After months of dithering, the British government has announced plans to ban controversial Chinese technology company Huawei from its 5G networks – but not for another seven years.
This means halting sales of Huawei 5G equipment from January 2021, and removing 5G equipment already installed in UK networks by 2027.
The move follows the US decision at the end of June to designate Huawei as a threat to US national security, as well as restrictions on the use of its products by Australia, New Zealand, and Canada.
At issue are the close ties between Huawei and the Chinese government. Under Chinese law, companies are legally bound to co-operate with the intelligence services when required. Huawei is also partially funded by China’s Central National Security Commission and is reported to have received tens of billions of dollars in grants and tax breaks from the government.
There is, as a result, a very real possibility that the company could, if so ordered, install backdoors in equipment that would give the Chinese government access to (or even control of) foreign telecoms networks.
Both BT and Vodafone have fought hard against the ban. Indeed, Howard Watson, BT’s chief technology and information officer, told MPs earlier this month that the original deadline of 2023 was unachievable.
“To get to zero in a three-year period would literally mean blackouts for customers on 4G and 2G, as well as 5G, throughout the country,” he said.

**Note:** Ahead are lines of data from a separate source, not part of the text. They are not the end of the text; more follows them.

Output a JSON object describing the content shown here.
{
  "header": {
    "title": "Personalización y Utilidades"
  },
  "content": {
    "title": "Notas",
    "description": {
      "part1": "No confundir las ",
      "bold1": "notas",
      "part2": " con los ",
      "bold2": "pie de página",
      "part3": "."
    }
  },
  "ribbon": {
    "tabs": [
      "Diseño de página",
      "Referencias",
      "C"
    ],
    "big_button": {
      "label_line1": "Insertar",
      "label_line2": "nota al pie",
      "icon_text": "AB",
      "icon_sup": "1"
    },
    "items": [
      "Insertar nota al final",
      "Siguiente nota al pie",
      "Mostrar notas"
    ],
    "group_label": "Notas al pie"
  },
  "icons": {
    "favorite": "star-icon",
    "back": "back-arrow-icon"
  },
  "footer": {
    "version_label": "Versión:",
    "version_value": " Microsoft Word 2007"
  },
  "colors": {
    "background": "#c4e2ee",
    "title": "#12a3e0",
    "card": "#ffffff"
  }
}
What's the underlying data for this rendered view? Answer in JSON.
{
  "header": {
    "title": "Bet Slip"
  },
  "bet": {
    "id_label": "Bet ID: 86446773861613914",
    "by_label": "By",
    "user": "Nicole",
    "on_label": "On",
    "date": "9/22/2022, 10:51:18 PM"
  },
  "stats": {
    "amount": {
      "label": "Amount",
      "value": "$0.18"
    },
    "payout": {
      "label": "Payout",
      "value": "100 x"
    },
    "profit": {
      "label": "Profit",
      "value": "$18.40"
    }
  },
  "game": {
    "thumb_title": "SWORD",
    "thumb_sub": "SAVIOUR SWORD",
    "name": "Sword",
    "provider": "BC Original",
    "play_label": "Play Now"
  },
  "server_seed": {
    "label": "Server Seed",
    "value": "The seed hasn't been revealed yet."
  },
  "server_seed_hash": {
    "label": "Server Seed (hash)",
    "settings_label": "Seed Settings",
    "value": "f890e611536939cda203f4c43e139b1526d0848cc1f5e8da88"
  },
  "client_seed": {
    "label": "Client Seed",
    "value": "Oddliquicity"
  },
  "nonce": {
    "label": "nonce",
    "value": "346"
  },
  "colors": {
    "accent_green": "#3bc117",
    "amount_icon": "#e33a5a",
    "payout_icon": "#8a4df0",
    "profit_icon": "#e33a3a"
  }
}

However, the company has welcomed the new 2027 deadline.
“Clearly this decision has logistical and cost implications for communications providers in the UK market – however, we believe the timescales outlined will allow us to make these changes without impacting the coverage or resilience of our existing networks,” says chief executive Philip Jansen.
“It will also allow us to continue to roll out our 5G and full fibre networks without a significant impact on the timescales we’ve previously announced.”
Some risk remains
However, some say the decision falls between two stools, by both failing to eliminate the security risk in the immediate future, and delaying the introduction of 5G services.
The British Computer Society (BCS) warns that the UK will have to work hard to develop an alternative to Huawei.
“We need an informed debate about the merits of developing our own capability and how we go about that or ensuring in future there is a diverse supply chain that is resilient to geopolitical tensions,” says director of policy Bill Mitchell.
And, says head of cyber at Mishcon de Reya Joe Hancock, the decision could actually increase certain security risks, given that the company will remain involved in the UK’s existing 3G and 4G networks.
With US sanctions now preventing Huawei from using US-built components, the company’s supply chain is now under threat, potentially opening the door to less reliable technologies.
“The sanctions placed on Huawei will impact how products are designed and where their internal components come from, in turn potentially leading to security and reliability issues as these changes are made,” he says.
“Any widespread technology design changes are likely to create security vulnerabilities, even if well tested.”